But um.. the $d1$-thickening is an upper bound for the next steps, so it doesn't matter I think if they get close ? Though I have to say, after chasing disks for so long i don't even know anymore what i wanted to do in any of this. I want to add "and disks of radius >= ?? are either outside (K2,d2) or inside K2" in my mid goals, but I've actually no idea what it is i'm doing. Time to curl up and see this tomorrow. And thank you for your diligent reviewing.
Jun
25
revised Is the complement of countably many disjoint disks path connected?
added 573 characters in body
Jun
25
revised Is the complement of countably many disjoint disks path connected?
added 1462 characters in body
Jun
25
comment Is the complement of countably many disjoint disks path connected?
I think $d_0/3$ was meant to be $d_0/4$ everywhere o_o
Jun
25
revised Is the complement of countably many disjoint disks path connected?
added 227 characters in body
Jun
25
comment Is the complement of countably many disjoint disks path connected?
To fix the problem I need to introduce a third step after the constuction of $L_1$ where we look for small disks intersecting two consecutive arc neighbourhoods and then push out a whole corner between the two arcs up to the border of that small disk. I need to control the maximal pushing distance to make sure that it's still summable. We only go up to the border and don't try to thicken it yet. Then we treat it like any other intersecting disk.
Jun
25
comment Is the complement of countably many disjoint disks path connected?
@san : for your 1st comment, we can choose a smaller $e_1$ to avoid being tangent to any disk, because there are countably many disks and uncountably many small reals. for your 2nd comment yes I think your $M$ corresponds to the condition I state right after the choice of $d_1$. Also thanks for noticing the typo. As for your $4$th comment we can instead pick a reunion of $2$ segments that avoid every point in $C$ again because $C$ is countable. But all of this doesn't fix the flaw in the proof.
Jun
25
comment Is the complement of countably many disjoint disks path connected?
oh damn lol, okay so replace the 3rd ball with $B((0,0.5),0.25)$ which should intersect the $0.05$-neighbourhood of the first two balls. And this would make $R_3$ disconnected (and $R_2$ if you scale everything by $2$)
Jun
24
comment Is the complement of countably many disjoint disks path connected?
I don't think $R_2$ is always path-connected. If $\gamma_0$ is a straight segment from $(-2,0)$ to $(+2,0)$ and there are $3$ disks $B((-0.6,0),1), B((+0,6,0),1),B(0,1.4),0.5)$ I can pick $\epsilon_1$ as large as I want, so I can pick $\delta_1 = 1/10$. Then, $J_2$ contains all the disks and if I pick $\epsilon_2$ too small, $R_2$ will not be path connected.

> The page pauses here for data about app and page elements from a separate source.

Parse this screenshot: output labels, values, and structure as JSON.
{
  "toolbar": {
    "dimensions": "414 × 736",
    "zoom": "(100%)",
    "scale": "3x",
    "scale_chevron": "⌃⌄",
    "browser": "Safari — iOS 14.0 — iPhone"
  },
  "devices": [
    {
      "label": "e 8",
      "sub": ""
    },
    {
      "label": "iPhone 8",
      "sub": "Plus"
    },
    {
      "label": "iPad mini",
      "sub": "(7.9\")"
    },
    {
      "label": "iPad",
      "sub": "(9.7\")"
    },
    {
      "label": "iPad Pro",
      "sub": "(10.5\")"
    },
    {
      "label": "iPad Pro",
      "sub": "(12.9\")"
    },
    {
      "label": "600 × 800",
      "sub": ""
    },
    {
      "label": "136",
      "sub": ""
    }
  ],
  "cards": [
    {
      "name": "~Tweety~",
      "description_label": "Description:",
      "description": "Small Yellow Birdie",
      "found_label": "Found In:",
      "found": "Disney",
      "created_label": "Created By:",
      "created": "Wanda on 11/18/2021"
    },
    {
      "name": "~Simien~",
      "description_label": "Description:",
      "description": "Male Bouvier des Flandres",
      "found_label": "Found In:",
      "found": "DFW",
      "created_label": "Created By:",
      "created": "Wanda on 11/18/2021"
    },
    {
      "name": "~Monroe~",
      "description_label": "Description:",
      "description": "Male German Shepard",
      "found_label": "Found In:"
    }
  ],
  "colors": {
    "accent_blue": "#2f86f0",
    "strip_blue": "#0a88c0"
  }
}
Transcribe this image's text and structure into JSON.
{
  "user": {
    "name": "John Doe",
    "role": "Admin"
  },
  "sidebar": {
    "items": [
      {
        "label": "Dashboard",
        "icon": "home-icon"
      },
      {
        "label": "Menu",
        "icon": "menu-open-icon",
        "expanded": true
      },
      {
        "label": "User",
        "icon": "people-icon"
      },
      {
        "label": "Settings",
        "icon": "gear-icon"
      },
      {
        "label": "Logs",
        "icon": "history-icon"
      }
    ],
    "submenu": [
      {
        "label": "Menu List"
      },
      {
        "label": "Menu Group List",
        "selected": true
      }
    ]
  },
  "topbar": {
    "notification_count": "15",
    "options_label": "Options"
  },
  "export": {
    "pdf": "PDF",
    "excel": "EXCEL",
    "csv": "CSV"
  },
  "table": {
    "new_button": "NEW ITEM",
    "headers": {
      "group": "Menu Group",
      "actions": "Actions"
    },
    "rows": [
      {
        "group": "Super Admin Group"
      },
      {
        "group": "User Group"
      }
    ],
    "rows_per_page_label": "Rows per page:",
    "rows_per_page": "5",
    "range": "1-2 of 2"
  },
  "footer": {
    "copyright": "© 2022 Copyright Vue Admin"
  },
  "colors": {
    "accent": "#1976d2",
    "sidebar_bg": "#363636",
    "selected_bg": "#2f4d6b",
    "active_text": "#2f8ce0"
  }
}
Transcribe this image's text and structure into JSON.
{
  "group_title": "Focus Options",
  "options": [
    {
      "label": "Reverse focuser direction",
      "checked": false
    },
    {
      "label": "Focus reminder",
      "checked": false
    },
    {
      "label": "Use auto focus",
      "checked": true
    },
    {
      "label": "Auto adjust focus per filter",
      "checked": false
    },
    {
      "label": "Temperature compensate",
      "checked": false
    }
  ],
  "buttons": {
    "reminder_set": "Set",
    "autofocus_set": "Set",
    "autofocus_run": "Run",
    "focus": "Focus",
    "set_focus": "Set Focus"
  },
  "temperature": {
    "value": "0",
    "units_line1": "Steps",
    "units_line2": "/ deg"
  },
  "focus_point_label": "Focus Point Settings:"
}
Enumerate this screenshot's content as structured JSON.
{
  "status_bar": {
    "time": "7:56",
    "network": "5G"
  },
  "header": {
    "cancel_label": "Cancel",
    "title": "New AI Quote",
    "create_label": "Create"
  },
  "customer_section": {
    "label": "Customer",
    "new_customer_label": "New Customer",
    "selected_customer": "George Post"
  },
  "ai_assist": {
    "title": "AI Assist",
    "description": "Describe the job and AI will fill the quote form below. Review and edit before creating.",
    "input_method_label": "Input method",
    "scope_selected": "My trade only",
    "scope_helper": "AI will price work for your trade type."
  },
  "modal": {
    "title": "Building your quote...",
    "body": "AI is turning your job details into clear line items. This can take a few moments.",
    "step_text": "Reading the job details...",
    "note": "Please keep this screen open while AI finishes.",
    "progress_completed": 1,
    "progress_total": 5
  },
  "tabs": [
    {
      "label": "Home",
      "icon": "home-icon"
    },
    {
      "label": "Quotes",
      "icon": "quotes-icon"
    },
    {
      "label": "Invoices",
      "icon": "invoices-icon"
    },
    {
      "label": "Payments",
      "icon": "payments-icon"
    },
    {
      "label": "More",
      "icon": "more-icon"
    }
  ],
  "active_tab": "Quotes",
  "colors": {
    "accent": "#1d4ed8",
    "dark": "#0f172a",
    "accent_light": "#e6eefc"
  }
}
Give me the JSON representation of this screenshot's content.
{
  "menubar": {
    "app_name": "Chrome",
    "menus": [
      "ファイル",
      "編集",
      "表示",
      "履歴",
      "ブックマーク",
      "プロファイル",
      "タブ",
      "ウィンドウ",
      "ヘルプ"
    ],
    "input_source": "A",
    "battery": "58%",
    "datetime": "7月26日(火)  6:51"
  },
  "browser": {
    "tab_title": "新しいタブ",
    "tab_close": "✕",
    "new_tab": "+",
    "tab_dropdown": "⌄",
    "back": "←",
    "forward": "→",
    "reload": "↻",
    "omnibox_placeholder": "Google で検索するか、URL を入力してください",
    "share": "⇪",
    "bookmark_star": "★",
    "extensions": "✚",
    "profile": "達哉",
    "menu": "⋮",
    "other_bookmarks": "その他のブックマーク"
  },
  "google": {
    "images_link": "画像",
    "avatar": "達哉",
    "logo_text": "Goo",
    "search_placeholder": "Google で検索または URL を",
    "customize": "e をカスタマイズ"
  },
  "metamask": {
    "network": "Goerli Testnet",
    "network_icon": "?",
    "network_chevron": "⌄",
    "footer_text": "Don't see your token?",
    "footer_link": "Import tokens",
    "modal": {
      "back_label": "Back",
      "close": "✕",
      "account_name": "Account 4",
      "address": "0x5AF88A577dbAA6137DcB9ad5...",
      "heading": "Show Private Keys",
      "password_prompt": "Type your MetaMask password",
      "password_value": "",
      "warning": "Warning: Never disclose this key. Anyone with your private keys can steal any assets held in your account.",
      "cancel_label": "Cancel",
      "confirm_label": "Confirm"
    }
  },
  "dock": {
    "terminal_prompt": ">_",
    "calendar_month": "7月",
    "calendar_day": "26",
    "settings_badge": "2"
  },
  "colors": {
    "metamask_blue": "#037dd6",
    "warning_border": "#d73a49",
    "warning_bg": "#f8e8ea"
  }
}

Jun
22
comment Is the complement of countably many disjoint disks path connected?
pfff I spend half an hour writing things very carefully, reread 2 times, post, and poof, five minutes later I think it's flawed.
Jun
22
answered Is the complement of countably many disjoint disks path connected?
Jun
21
comment Periodic orbits of “even” perturbations of the differential system $x'=-y$, $y'=x$
hmm if it's the case shouldn't there be some potential energy function that's invariant ? i tried to write down the differential equation it should have but i'm bad at it and don't see anything i can do
Jun
21
comment The Passare-Tsikh solution to the principal quintic
@TitoPiezasIII : since (unlike the case in your paper) the coefficients all have the same sign, the series converge in a product of disks $D(r_a)*D(r_b)$ iff it converges for $a= +r_a,b = +r_b$. Now it should be easy to show that the convergence domain is delimited by the determinant curve for positive $a,b$ (and not positive $a$ and negative $b$) (also what picture do you want ?)